Expensive black suit, simple black tie, shiny black shoes, starched white dress shirt.
“Ace catch up to you yet?” He didn’t release me. “He’s not you, no one is, but he’s a decent partner.”
The unintentional dig slid between my ribs, right into my heart, but I had my reasons for going AWOL.
“He checked out my store, exploded the ovaries of my shopgirls, and left me his card.”
“You hid from him?” Clay’s eyes crinkled at the corners. “You?”
The power I once wielded stirred, blinking awake, rattling the chains I used to bind it within my skin.
But I was stronger than the hunger. I controlled it. It did not control me.
A roughness sanded the edges of my voice from the effort. “Rue Hollis hid from him.”
“Rue is a white witch,” he murmured, understanding what that meant. “How many years?”
“All of them.” From the day I cut ties with Black Hat to this one. “Put me down, Clay.”
“Not until you talk to Ace.” Regret pinched his lips, but he didn’t loosen his hold. “Director’s orders.”
Golems with Clay’s agency were so rare as to be unheard of, which was how he ended up at Black Hat. Most of his kin were mindless dolls who followed instructions to the letter, but Clay had full autonomy until his free will smashed face-first into the brick wall that was a direct order from his current master.
By choice, he wouldn’t hurt a fly, but he had done things under orders that twisted even my stomach. It shouldn’t have been held against him, shouldn’t have landed him in Black Hat, but he was only as moral as his current master allowed him to be.
“I understand.” I bent as if to kiss his cheek but licked his forehead instead. “I’m sorry, Clay.”
The magic animating him shorted out, his eyes clouded over, and he froze as solid as a statue.
The only way to best a golem was to smudge or erase the shem, one of the Names of God, written on his forehead. Any imperfections disrupted his flow of power, immobilizing him. And yes, they were all male.
Only someone he trusted would get anywhere near it, which made my betrayal cut both ways.
I broke his grip with a twist, hit the pavement with a grunt, then walked to my car with a slight limp.

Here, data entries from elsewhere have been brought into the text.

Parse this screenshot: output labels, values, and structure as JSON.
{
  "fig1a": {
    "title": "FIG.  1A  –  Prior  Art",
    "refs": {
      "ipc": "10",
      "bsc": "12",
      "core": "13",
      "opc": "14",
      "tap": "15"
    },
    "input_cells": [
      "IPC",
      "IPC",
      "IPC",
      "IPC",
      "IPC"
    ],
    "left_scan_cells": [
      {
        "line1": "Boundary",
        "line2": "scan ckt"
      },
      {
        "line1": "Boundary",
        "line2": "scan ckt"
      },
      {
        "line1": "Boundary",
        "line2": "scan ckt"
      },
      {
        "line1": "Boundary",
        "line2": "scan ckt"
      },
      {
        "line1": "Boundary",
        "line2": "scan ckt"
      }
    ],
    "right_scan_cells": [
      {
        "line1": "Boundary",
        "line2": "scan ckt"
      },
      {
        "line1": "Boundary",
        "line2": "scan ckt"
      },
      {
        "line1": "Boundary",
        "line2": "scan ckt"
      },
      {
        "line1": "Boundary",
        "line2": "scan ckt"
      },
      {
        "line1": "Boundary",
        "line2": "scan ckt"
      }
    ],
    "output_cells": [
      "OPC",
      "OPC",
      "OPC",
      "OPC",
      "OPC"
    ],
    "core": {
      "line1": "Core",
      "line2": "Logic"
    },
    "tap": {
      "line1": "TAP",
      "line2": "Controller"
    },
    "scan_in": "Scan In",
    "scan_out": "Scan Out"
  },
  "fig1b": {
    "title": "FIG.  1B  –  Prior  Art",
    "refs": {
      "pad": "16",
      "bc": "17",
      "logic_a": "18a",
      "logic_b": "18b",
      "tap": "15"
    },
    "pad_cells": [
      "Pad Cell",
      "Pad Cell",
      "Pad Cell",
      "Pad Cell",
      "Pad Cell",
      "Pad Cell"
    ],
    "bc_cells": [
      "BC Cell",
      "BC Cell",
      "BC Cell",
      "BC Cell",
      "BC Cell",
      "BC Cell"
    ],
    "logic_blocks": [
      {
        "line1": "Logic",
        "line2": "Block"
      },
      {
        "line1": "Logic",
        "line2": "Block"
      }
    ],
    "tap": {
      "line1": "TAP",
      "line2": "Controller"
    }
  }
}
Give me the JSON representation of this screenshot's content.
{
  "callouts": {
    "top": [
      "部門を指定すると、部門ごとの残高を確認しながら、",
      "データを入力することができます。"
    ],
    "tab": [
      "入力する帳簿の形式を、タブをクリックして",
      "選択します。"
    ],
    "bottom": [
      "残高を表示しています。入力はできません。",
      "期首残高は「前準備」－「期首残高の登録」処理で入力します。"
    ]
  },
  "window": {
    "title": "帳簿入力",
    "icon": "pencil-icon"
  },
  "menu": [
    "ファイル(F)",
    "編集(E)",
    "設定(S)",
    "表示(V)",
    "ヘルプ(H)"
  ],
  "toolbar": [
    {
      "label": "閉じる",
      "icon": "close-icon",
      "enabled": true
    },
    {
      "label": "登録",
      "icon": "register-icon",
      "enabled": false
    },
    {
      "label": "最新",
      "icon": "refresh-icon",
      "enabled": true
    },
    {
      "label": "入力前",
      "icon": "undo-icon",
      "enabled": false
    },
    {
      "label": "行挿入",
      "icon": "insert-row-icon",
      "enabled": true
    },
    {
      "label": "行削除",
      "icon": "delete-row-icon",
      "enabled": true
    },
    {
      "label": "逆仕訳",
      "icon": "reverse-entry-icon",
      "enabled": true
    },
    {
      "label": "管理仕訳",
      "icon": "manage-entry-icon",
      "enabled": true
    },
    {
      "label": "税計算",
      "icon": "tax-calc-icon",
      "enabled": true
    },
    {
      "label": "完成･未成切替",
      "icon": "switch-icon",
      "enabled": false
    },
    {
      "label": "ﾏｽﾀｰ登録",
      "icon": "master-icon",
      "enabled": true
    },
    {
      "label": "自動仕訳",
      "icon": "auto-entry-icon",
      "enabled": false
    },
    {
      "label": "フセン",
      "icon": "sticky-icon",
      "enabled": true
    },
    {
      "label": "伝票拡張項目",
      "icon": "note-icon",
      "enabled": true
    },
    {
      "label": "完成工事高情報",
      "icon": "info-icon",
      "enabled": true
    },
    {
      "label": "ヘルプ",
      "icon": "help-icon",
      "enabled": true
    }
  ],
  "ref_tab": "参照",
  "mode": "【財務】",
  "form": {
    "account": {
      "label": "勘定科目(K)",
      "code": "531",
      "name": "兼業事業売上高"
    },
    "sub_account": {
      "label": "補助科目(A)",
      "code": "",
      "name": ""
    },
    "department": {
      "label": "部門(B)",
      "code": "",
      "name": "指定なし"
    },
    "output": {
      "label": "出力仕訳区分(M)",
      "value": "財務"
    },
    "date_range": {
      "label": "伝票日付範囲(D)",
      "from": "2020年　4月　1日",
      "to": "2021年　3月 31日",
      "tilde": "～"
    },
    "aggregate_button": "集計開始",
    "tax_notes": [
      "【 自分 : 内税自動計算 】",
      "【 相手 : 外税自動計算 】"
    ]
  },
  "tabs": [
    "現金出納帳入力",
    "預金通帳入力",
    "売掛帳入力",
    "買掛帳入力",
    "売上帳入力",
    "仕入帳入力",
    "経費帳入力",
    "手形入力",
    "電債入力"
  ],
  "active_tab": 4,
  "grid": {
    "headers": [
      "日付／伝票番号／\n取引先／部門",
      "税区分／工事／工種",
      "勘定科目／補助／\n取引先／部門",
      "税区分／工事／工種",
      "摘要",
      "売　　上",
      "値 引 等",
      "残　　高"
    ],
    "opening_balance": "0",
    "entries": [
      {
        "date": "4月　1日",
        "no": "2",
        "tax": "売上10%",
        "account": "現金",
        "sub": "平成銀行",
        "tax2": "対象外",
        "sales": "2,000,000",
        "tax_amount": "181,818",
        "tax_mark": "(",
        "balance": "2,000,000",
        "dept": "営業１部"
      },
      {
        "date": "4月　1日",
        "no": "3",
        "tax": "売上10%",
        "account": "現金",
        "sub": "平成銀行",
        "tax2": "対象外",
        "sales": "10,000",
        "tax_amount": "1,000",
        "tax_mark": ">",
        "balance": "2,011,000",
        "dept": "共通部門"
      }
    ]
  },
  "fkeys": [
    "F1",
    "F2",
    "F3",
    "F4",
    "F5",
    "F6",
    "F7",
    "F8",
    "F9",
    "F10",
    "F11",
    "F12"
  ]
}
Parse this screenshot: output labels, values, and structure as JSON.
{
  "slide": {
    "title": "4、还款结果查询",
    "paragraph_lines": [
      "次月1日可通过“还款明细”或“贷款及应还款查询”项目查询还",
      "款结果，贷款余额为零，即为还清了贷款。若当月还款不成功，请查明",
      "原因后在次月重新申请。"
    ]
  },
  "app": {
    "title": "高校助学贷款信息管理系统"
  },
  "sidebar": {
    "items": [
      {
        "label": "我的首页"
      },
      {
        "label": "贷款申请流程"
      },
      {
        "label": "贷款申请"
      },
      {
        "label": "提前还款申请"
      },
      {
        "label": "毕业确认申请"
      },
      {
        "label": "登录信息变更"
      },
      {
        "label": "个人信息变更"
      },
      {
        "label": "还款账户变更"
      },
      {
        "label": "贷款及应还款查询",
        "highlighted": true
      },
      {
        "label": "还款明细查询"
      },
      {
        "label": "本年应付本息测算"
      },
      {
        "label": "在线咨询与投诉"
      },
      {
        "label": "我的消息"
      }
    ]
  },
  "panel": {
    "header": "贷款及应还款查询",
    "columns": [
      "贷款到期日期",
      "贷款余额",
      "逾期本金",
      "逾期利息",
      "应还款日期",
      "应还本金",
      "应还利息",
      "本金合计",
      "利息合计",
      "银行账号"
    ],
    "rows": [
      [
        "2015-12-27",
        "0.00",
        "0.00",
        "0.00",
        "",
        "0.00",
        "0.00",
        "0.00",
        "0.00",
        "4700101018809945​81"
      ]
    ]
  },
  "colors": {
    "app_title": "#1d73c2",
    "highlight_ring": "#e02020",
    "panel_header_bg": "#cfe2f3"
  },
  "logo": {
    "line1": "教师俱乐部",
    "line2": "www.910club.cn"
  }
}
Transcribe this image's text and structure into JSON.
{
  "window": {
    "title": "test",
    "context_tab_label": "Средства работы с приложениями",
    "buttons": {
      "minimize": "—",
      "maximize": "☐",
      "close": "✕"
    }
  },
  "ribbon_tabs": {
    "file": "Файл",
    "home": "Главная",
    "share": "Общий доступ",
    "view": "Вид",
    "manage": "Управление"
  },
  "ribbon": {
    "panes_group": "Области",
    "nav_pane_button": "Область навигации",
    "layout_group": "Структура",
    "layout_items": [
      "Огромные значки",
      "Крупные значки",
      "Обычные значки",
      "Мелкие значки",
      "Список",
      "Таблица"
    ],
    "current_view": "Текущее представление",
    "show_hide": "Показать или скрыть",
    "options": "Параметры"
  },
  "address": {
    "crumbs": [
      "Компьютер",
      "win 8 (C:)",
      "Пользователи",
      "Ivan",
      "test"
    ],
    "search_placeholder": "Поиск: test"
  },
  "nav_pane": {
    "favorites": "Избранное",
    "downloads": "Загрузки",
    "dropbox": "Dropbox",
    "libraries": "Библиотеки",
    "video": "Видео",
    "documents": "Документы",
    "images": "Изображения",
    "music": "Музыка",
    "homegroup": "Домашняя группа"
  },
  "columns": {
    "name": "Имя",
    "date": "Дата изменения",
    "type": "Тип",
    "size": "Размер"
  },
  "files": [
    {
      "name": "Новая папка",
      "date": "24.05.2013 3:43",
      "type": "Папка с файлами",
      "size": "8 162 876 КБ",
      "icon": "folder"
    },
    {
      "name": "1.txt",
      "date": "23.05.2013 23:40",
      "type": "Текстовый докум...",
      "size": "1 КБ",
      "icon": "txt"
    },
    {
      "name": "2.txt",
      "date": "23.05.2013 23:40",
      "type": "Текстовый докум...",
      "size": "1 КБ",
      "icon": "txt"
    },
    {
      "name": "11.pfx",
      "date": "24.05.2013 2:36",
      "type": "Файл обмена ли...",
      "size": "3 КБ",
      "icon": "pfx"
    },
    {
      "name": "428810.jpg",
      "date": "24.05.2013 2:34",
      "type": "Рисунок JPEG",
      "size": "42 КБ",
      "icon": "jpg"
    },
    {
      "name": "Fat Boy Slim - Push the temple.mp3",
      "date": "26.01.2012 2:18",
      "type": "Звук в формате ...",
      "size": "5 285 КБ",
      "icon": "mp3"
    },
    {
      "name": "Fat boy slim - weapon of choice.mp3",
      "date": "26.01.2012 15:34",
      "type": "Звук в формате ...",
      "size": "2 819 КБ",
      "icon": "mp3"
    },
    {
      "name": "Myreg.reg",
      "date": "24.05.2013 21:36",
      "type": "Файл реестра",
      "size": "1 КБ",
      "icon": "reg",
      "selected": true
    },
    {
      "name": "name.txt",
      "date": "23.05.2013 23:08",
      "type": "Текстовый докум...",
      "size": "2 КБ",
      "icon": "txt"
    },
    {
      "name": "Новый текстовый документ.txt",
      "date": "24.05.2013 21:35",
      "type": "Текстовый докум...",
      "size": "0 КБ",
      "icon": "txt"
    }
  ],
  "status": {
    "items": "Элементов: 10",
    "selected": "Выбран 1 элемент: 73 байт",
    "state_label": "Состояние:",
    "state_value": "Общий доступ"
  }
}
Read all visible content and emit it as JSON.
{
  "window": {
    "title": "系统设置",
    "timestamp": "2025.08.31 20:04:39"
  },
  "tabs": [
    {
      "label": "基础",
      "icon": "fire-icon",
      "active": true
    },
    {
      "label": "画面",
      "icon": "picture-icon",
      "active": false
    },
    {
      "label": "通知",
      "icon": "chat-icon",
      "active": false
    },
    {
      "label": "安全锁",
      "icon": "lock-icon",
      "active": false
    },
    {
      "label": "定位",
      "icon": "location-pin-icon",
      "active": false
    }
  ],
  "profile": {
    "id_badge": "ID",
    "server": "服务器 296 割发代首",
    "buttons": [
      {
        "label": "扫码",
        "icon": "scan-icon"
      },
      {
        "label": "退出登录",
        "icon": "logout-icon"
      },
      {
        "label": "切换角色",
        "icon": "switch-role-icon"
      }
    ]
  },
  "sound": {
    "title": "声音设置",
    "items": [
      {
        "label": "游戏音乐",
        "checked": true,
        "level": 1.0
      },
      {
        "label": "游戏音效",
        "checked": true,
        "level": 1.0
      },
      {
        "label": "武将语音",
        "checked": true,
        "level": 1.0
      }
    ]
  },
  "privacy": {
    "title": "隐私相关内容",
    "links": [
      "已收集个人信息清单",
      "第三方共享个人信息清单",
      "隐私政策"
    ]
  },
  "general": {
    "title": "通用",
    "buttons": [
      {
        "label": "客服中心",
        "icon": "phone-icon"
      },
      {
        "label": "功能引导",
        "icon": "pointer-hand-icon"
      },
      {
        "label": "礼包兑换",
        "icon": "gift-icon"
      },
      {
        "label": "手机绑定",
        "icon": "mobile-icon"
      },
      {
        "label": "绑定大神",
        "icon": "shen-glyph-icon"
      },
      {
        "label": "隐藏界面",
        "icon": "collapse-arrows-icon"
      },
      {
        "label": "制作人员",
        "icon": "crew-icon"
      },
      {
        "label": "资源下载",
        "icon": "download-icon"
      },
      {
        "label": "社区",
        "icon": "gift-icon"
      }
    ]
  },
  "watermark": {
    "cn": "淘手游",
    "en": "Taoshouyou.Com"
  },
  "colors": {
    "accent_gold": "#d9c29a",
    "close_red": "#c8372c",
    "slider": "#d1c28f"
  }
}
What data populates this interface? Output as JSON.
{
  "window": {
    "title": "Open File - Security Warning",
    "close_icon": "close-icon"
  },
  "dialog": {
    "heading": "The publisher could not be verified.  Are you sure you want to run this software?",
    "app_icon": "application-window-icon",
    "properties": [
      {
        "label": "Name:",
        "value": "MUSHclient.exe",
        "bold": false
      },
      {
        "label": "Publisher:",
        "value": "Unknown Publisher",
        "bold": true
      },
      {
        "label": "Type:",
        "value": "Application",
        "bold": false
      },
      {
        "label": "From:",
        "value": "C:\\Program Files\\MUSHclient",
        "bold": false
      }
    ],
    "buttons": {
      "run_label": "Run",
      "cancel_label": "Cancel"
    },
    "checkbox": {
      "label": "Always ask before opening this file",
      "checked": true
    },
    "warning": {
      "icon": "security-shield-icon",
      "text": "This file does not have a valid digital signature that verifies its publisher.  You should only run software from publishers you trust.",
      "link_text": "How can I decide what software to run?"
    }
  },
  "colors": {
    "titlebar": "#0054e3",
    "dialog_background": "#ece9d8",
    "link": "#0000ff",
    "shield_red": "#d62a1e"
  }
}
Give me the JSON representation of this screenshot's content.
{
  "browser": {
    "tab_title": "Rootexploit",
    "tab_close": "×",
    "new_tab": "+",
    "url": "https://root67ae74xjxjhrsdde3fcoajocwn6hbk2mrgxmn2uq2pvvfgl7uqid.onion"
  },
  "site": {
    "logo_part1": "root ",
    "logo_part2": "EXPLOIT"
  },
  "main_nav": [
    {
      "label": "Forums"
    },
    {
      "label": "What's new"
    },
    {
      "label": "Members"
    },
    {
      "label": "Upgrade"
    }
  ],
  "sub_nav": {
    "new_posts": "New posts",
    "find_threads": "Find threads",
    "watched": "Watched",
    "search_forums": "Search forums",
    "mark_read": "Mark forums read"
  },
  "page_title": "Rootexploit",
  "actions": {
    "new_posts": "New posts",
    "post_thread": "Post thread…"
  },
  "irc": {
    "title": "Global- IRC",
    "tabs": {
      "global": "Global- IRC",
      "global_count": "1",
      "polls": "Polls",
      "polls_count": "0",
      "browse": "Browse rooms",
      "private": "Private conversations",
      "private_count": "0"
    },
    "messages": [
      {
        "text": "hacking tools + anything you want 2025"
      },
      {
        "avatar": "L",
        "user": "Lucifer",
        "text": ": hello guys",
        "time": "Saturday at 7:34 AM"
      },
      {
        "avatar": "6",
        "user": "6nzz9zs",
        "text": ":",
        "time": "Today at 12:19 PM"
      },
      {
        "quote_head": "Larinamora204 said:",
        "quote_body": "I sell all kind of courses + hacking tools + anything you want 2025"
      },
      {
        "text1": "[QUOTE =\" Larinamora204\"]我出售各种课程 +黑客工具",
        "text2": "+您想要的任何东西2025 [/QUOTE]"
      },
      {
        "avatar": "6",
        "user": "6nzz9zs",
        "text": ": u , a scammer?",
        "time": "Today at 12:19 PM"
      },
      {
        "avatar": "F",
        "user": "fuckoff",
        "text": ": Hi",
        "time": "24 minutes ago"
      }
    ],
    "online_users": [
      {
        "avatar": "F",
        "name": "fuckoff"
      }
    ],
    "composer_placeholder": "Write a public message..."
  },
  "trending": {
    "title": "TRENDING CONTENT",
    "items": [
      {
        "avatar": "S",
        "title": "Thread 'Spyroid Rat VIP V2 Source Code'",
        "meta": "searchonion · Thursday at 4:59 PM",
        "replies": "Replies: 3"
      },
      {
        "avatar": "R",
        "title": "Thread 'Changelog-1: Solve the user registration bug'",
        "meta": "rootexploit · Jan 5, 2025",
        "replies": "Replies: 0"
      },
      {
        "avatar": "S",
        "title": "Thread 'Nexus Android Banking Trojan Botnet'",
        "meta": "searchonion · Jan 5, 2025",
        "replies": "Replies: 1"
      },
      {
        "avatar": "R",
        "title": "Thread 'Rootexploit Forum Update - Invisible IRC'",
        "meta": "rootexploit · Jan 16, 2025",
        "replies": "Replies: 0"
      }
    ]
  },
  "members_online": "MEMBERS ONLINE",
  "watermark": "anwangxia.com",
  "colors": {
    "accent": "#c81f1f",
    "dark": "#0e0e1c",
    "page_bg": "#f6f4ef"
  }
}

Unless I wanted to run again, I had no choice but to retreat home, where I was safe.
There were absolutes for people like me.
Black Hat’s arrival in town had just proven that.